Otto Mergenthaler’s invention of the Linotype machine was hailed by Thomas Edison as the “eighth wonder of the world.” Before Mergenthaler’s invention in 1884, no newspaper in the world had more than eight pages. With Linotype printers could set type much faster with far fewer operators. Within twenty years there were 10,000 Linotypes in use and by the time phototypesetting began replacing movable type in the 1960s there were upwards of 100,000. Mergenthaler, a German immigrant, spent the last five years before he died in 1899 in this house; it was built in 1875 by Joseph S. Hopkins, nephew of the noted philanthropist, Johns Hopkins.
TURN LEFT ON MOUNT ROYAL AVENUE.
Maryland Institute, College of Art
1300 West Mount Royal Avenue
The Maryland Institute for the Promotion of the Mechanic Arts was established in 1826 and spent its first 79 years in the upstairs rooms of the Center Market on Baltimore Street.
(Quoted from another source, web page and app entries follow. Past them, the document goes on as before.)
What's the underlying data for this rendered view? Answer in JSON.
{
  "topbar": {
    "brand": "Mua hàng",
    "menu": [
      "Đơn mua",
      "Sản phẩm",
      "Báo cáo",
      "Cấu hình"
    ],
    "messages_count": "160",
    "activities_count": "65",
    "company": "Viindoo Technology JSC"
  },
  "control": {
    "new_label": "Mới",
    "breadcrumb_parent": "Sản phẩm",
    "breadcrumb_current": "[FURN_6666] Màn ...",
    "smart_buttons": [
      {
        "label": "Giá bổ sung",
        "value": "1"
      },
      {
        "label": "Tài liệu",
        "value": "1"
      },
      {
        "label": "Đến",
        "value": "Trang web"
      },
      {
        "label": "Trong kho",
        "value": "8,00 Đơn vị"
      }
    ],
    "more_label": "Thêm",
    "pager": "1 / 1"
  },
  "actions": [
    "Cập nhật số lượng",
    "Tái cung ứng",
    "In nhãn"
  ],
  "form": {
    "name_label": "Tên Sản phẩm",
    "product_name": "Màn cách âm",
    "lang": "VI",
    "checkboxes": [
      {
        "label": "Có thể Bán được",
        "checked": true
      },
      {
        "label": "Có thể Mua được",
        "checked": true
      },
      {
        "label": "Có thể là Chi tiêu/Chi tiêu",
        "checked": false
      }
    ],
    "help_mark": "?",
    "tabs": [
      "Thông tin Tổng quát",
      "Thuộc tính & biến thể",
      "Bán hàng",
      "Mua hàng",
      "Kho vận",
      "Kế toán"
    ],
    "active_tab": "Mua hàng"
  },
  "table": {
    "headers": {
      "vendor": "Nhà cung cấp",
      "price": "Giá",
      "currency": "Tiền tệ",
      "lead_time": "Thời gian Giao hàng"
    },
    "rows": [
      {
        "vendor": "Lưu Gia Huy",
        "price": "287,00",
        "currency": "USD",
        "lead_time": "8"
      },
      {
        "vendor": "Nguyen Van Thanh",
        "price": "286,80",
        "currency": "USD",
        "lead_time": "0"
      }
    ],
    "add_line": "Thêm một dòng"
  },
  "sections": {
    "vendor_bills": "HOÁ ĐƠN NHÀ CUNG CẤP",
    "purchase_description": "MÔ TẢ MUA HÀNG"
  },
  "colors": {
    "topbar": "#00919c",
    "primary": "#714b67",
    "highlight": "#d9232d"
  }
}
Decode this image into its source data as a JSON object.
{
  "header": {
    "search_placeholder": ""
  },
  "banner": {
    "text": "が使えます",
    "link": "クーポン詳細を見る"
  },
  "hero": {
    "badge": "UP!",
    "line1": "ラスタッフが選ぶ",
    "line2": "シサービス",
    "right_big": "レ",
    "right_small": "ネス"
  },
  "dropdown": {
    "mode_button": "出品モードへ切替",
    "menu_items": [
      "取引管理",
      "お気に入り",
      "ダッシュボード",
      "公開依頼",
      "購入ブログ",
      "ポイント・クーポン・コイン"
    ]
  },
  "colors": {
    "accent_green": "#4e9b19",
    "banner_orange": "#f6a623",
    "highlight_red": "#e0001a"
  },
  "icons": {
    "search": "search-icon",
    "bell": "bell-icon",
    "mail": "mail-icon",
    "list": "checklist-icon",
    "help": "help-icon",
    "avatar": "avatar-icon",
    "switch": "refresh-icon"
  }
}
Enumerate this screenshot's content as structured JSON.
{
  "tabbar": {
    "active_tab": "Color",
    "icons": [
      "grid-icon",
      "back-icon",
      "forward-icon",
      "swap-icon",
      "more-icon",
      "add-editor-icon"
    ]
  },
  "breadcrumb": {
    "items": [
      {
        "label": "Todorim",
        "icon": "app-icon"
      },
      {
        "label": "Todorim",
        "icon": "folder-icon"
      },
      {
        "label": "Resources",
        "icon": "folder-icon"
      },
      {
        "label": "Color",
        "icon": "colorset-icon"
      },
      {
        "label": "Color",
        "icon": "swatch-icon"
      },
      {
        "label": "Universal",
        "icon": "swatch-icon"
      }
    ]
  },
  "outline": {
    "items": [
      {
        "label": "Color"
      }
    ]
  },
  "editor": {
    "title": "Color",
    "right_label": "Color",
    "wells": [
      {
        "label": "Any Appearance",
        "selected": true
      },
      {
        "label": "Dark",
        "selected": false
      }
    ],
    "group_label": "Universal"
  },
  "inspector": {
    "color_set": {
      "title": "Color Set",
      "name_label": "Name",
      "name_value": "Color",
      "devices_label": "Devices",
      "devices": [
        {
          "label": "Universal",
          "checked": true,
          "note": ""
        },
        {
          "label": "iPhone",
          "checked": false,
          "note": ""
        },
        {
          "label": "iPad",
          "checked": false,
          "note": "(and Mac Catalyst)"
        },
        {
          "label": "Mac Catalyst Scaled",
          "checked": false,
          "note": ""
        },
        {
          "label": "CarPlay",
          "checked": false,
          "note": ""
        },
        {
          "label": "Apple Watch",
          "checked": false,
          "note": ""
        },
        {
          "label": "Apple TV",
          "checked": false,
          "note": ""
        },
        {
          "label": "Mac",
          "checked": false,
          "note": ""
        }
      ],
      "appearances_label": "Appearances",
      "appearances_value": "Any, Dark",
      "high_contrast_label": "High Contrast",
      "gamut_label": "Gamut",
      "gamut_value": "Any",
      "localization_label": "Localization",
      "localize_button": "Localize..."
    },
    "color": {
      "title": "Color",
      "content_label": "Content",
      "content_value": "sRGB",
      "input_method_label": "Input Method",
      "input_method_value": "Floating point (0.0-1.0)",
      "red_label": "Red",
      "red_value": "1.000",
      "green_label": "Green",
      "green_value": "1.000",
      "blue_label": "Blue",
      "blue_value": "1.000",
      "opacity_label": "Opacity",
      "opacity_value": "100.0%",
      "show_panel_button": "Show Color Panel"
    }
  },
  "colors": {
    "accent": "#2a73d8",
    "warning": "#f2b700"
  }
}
Its Great Hall could fit 6,000 guests for lectures (the leading entertainment of the 19th century) by the country’s foremost speakers. The Market was scorched, along with 1,500 other downtown buildings, in the Great Fire of 1904. A $500 design contest for a new school campus yielded F. Livingston Pell and Harvey Corbett of New York City who delivered a Venetian palazzo executed in gleaming white Beaver Dam marble from Baltimore County. The funds for the main building, dedicated on November 23, 1908, were provided by the State of Maryland and steel baron Andrew Carnegie who had recently sold his U.S. Steel Corporation for $400 million and was busy funding 2,700 libraries and educational facilities around the world. The Maryland Institute’s downtown branch closed in the early 1960s and took on its current name, Maryland Institute, College of Art.
Corpus Christi Church
Mount Royal Avenue and West Lafayette Street
From his Brooklyn office Irish-born architect Patrick Charles Keely designed over 600 buildings for the Catholic church in the 19th century, including every cathedral in New England for decades. This was one of his last churches, designed in his favored Gothic Revival style in 1885. The wealthy parishioners of Bolton Hill provided a $200,000 construction budget which gave the church walls of Woodstock granite two feet thick; it was the first church in Baltimore formed completely of granite. Consecration took place on New Year’s Day 1891. The soaring octagonal came along in 1912 to take the the place of the truncated original.
TURN AROUND AND RETRACE YOUR STEPS DOWN MOUNT ROYAL AVENUE TO THE TOUR START AT MOUNT ROYAL STATION.